Our lab is interested in understanding the basic molecular rules by which a cell defines and maintains its identity and function.
Our main focus is on understanding the molecular basis of programming and reprogramming of cell-fate decisions during embryogenesis, homeostasis and aging. Additionally, we focus on devising molecular strategies to ‘hack’ these genetic networks that programs cell-fates to induce regenerative responses upon injury.
- Long non-coding RNA mediated regulation of cell-fate decisions during development and homeostasis:

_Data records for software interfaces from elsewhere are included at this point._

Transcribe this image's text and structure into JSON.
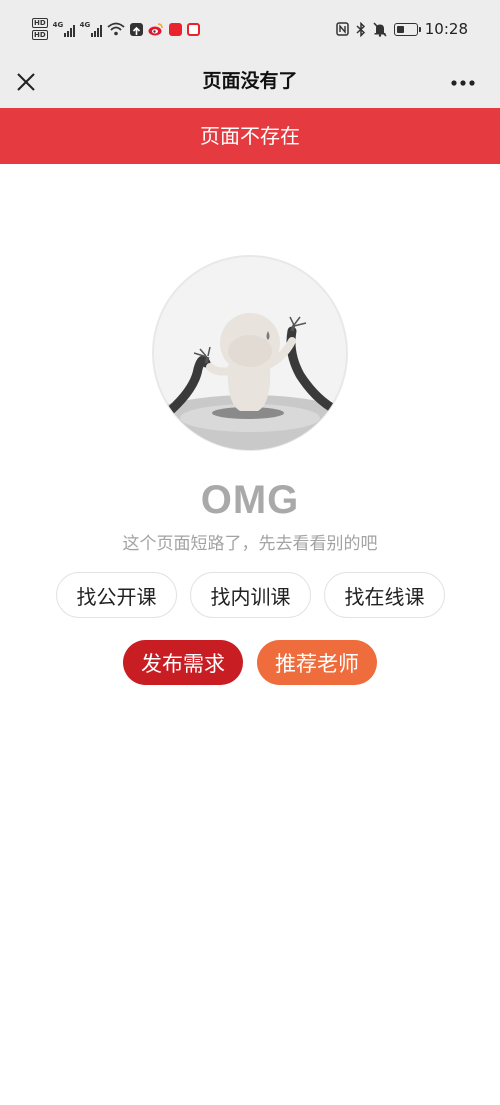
{
  "status_bar": {
    "time": "10:28",
    "hd_labels": [
      "HD",
      "HD"
    ],
    "network_labels": [
      "4G",
      "4G"
    ],
    "app_icons": [
      "upload-icon",
      "weibo-icon",
      "news-app-icon",
      "notes-app-icon"
    ],
    "right_icons": [
      "nfc-icon",
      "bluetooth-icon",
      "mute-icon",
      "battery-icon"
    ],
    "battery_level": 0.35
  },
  "nav": {
    "title": "页面没有了",
    "close_icon": "close-icon",
    "more_icon": "more-icon"
  },
  "header": {
    "title": "页面不存在",
    "color": "#e53a40"
  },
  "main": {
    "illustration": "broken-cable-figure",
    "heading": "OMG",
    "subtitle": "这个页面短路了，先去看看别的吧",
    "links": [
      {
        "label": "找公开课"
      },
      {
        "label": "找内训课"
      },
      {
        "label": "找在线课"
      }
    ],
    "actions": [
      {
        "label": "发布需求",
        "color": "#c81d22"
      },
      {
        "label": "推荐老师",
        "color": "#ef6c3c"
      }
    ]
  }
}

The human body is composed of about hundreds of different cell types. The identity and function of these distinct cell types are precisely programmed by the regulatory networks encoded in the 3 billion base pairs of DNA that constitute the human genome. While 60% of our genome is transcribed, less than 2% of it is translated to proteins. In contrast to previous assumptions, this suggests that a significant majority of the regulatory information from the genome functions as RNAs, termed non-coding RNAs. Emerging evidences suggest that a substantial portion of these non-coding transcripts control myriad biological processes ranging from development to disease, establishing the vital role played by these RNA regulatory elements.
- Conserved metabolic mediators of tissue-specific aging:
A temporal decline in the functional and molecular integrity of an organism defines its ageing process. While multiple hallmarks of ageing have recently been enumerated, our understanding of their functional, molecular and temporal hierarchy remains incomplete. The significance of these hallmarks in the ageing process vary in a tissue/ cell type specific manner. Considering the physiological differences between organs, it is conceivable that their susceptibility to these distinct triggers of ageing can differ. Therefore, it is important to delineate those mechanisms that influence the ageing process of specific organs to better understand organismal ageing. We investigate evolutionarily conserved mechanisms that leads to aging of the heart.
(EMBO Reports 2019)
- RNA-regulons mediating cell-fate decisions during cardiac regeneration:
Heart failure is a leading cause of mortality and morbidity in the developed world, partly because of the minimal regenerative ability of the mammalian heart. However, several fish and amphibians do possess dramatic ability to regenerate damaged organs, including heart. We use a combinatorial approach including regeneration competent models, state-of-the art stem cell-based models and systems biology approaches to understand the hidden regulatory layers enabling organ/ tissue regeneration.
- Translational control over cell-fate decisions and homeostasis:
Precision in gene expression is essential to establish and maintain a cellular identity in embryonic development. Therefore, key regulatory mechanisms are in place at every step of developmental cell-fate transitions, ranging from transcriptional control to proteostasis. Interestingly, recent studies suggest that up to 60% of gene expression is regulated at the level of translation. Highlighting its importance in developmental gene regulation, slight alterations in mechanisms regulating translation leads to severe developmental defects or embryonic lethality. However, the role of translational regulation in shaping developmental gene expression landscape is poorly understood. Additionally, transient alterations in the translation of specific mRNAs can have profound changes in molecular homeostasis. Using human pluripotent stem cell based models we investigate currently unknown mediators that regulate translation to program cell-fate.